“The IHRA working definition has come under extensive criticism. Not only does it essentialize Jewish identity, culture, and theology, it also equates Jewishness and Judaism with the State of Israel – effectively erasing generations of debate within Jewish communities…. The IHRA working definition distracts from experiences of anti-Jewish racism, and threatens to silence legitimate criticism of Israel’s grave violations of international law and denial of Palestinian human and political rights.”

In the post-October 7 context, it is all the more important to avoid conflating Jewish identity with the actions of the state of Israel. To be clear: the attacks of October 7 on Israeli civilians were horrific and should be investigated and prosecuted as war crimes. But organizations that defend Israel’s war crimes – the subsequent mass killing, destruction, starvation and dispossession in Gaza – overreach. In fact, they may well put Jewish people at further risk by claiming to act on behalf of all Jews while defending the indefensible.  Moreover, these voices are increasingly out of step with the growing number of Jews who are appalled by Israel’s onslaught.

This was the case long before October 7.  As early as 2018, a poll showed that half of Canadian Jews believed that accusations of antisemitism are “often used to silence legitimate criticism of Israeli policies”.  A March 2023 EKOS survey of Canadian Jews indicated that nearly 60% of Canadian Jews believed that the Israeli government was moving in the “wrong direction.” When respondents were asked about “mainstream Jewish advocacy organizations in Canada” and their position on Israel, 32% approved and 31% felt they should be more critical.

Organizations like CIJA, B’nai Brith, Hillel, the Jewish Federation of Greater Vancouver, and representatives of Vancouver’s various synagogues are entitled to their vociferous pro-Israel, pro-war positions. But this should not be confused with a singular majority position within the Jewish community.
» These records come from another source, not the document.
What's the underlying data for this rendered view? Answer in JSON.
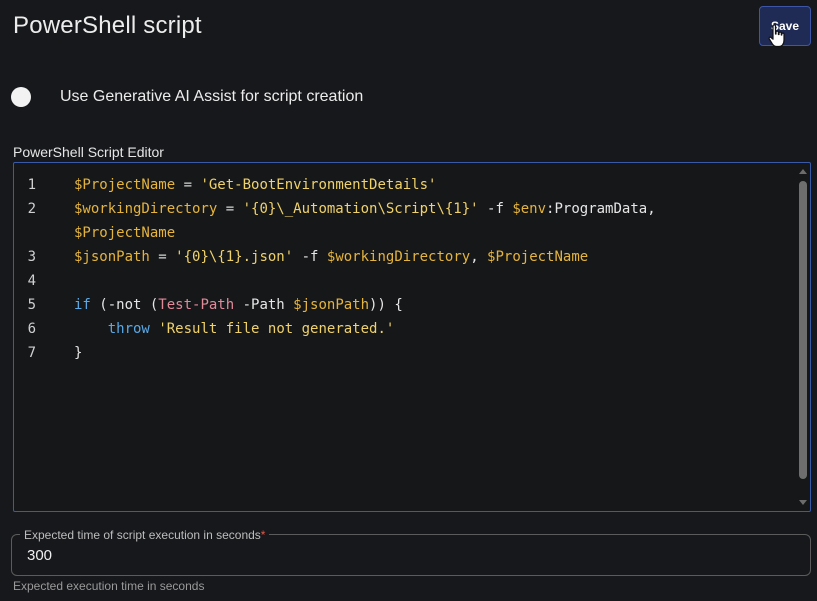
{
  "header": {
    "title": "PowerShell script",
    "save_label": "Save"
  },
  "ai_assist": {
    "label": "Use Generative AI Assist for script creation",
    "enabled": false
  },
  "editor": {
    "label": "PowerShell Script Editor",
    "lines": [
      {
        "num": "1",
        "tokens": [
          {
            "t": "$ProjectName",
            "c": "var"
          },
          {
            "t": " = ",
            "c": "op"
          },
          {
            "t": "'Get-BootEnvironmentDetails'",
            "c": "str"
          }
        ]
      },
      {
        "num": "2",
        "tokens": [
          {
            "t": "$workingDirectory",
            "c": "var"
          },
          {
            "t": " = ",
            "c": "op"
          },
          {
            "t": "'{0}\\_Automation\\Script\\{1}'",
            "c": "str"
          },
          {
            "t": " -f ",
            "c": "plain"
          },
          {
            "t": "$env",
            "c": "var"
          },
          {
            "t": ":ProgramData,",
            "c": "plain"
          }
        ]
      },
      {
        "num": "",
        "tokens": [
          {
            "t": "$ProjectName",
            "c": "var"
          }
        ]
      },
      {
        "num": "3",
        "tokens": [
          {
            "t": "$jsonPath",
            "c": "var"
          },
          {
            "t": " = ",
            "c": "op"
          },
          {
            "t": "'{0}\\{1}.json'",
            "c": "str"
          },
          {
            "t": " -f ",
            "c": "plain"
          },
          {
            "t": "$workingDirectory",
            "c": "var"
          },
          {
            "t": ", ",
            "c": "plain"
          },
          {
            "t": "$ProjectName",
            "c": "var"
          }
        ]
      },
      {
        "num": "4",
        "tokens": []
      },
      {
        "num": "5",
        "tokens": [
          {
            "t": "if",
            "c": "kw"
          },
          {
            "t": " (-not (",
            "c": "plain"
          },
          {
            "t": "Test-Path",
            "c": "cmd"
          },
          {
            "t": " -Path ",
            "c": "plain"
          },
          {
            "t": "$jsonPath",
            "c": "var"
          },
          {
            "t": ")) {",
            "c": "plain"
          }
        ]
      },
      {
        "num": "6",
        "tokens": [
          {
            "t": "    ",
            "c": "plain"
          },
          {
            "t": "throw",
            "c": "kw"
          },
          {
            "t": " ",
            "c": "plain"
          },
          {
            "t": "'Result file not generated.'",
            "c": "str"
          }
        ]
      },
      {
        "num": "7",
        "tokens": [
          {
            "t": "}",
            "c": "plain"
          }
        ]
      }
    ]
  },
  "execution_time": {
    "label": "Expected time of script execution in seconds",
    "required_mark": "*",
    "value": "300",
    "helper": "Expected execution time in seconds"
  },
  "icons": {
    "cursor": "hand-pointer-icon"
  }
}
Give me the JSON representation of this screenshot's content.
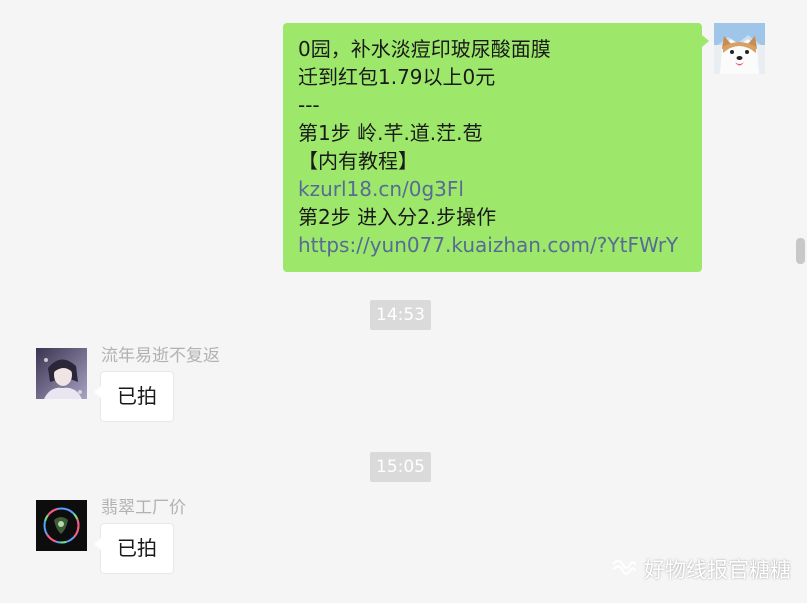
{
  "messages": {
    "outgoing": {
      "lines": [
        "0园，补水淡痘印玻尿酸面膜",
        "迁到红包1.79以上0元",
        "---",
        "第1步 岭.芊.道.茳.苞",
        "【内有教程】",
        "kzurl18.cn/0g3Fl",
        "第2步 进入分2.步操作",
        "https://yun077.kuaizhan.com/?YtFWrY"
      ]
    },
    "time1": "14:53",
    "incoming1": {
      "sender": "流年易逝不复返",
      "text": "已拍"
    },
    "time2": "15:05",
    "incoming2": {
      "sender": "翡翠工厂价",
      "text": "已拍"
    }
  },
  "watermark": {
    "text": "好物线报官糖糖",
    "icon": "wechat-channel-icon"
  },
  "colors": {
    "outgoing_bubble": "#9de86a",
    "link": "#576b95",
    "background": "#f5f5f5",
    "time_badge": "#dadada"
  }
}
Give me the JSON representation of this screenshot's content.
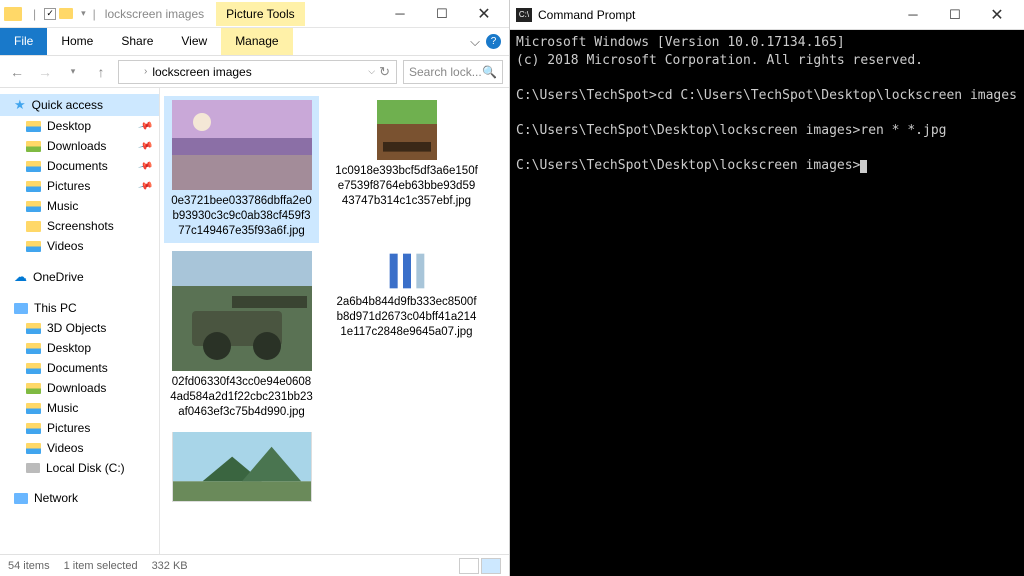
{
  "explorer": {
    "title_path": "lockscreen images",
    "picture_tools": "Picture Tools",
    "ribbon": {
      "file": "File",
      "home": "Home",
      "share": "Share",
      "view": "View",
      "manage": "Manage"
    },
    "addr_crumb": "lockscreen images",
    "search_placeholder": "Search lock...",
    "nav": {
      "quick": "Quick access",
      "quick_items": [
        "Desktop",
        "Downloads",
        "Documents",
        "Pictures",
        "Music",
        "Screenshots",
        "Videos"
      ],
      "onedrive": "OneDrive",
      "thispc": "This PC",
      "pc_items": [
        "3D Objects",
        "Desktop",
        "Documents",
        "Downloads",
        "Music",
        "Pictures",
        "Videos",
        "Local Disk (C:)"
      ],
      "network": "Network"
    },
    "items": [
      {
        "name": "0e3721bee033786dbffa2e0b93930c3c9c0ab38cf459f377c149467e35f93a6f.jpg"
      },
      {
        "name": "1c0918e393bcf5df3a6e150fe7539f8764eb63bbe93d5943747b314c1c357ebf.jpg"
      },
      {
        "name": "02fd06330f43cc0e94e06084ad584a2d1f22cbc231bb23af0463ef3c75b4d990.jpg"
      },
      {
        "name": "2a6b4b844d9fb333ec8500fb8d971d2673c04bff41a2141e117c2848e9645a07.jpg"
      },
      {
        "name": ""
      }
    ],
    "status": {
      "count": "54 items",
      "selected": "1 item selected",
      "size": "332 KB"
    }
  },
  "cmd": {
    "title": "Command Prompt",
    "line1": "Microsoft Windows [Version 10.0.17134.165]",
    "line2": "(c) 2018 Microsoft Corporation. All rights reserved.",
    "prompt1": "C:\\Users\\TechSpot>",
    "cmd1": "cd C:\\Users\\TechSpot\\Desktop\\lockscreen images",
    "prompt2": "C:\\Users\\TechSpot\\Desktop\\lockscreen images>",
    "cmd2": "ren * *.jpg",
    "prompt3": "C:\\Users\\TechSpot\\Desktop\\lockscreen images>"
  }
}
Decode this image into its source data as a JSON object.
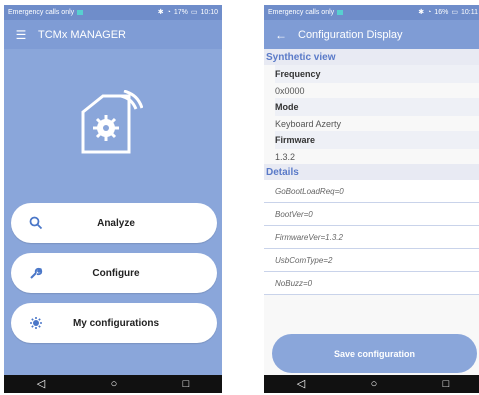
{
  "left": {
    "status": {
      "left_text": "Emergency calls only",
      "right_text": "17%",
      "time": "10:10"
    },
    "app_title": "TCMx MANAGER",
    "buttons": [
      {
        "label": "Analyze",
        "icon": "search-icon"
      },
      {
        "label": "Configure",
        "icon": "wrench-icon"
      },
      {
        "label": "My configurations",
        "icon": "gear-icon"
      }
    ]
  },
  "right": {
    "status": {
      "left_text": "Emergency calls only",
      "right_text": "16%",
      "time": "10:11"
    },
    "app_title": "Configuration Display",
    "sections": {
      "synthetic_view": "Synthetic view",
      "details": "Details"
    },
    "synthetic": [
      {
        "label": "Frequency",
        "value": "0x0000"
      },
      {
        "label": "Mode",
        "value": "Keyboard Azerty"
      },
      {
        "label": "Firmware",
        "value": "1.3.2"
      }
    ],
    "details": [
      "GoBootLoadReq=0",
      "BootVer=0",
      "FirmwareVer=1.3.2",
      "UsbComType=2",
      "NoBuzz=0"
    ],
    "save_label": "Save configuration"
  }
}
This government is attempting to put in place concrete policies that root out systemic racism in public institutions and hold perpetrators accountable. For Indigenous communities and racialized British Columbians, this is welcome and long overdue. There is no need for a special definition of racism that applies exclusively to Jewish people in British Columbia. In our view as Jewish scholars, antisemitism can and must be fought within a universal anti-racist framework.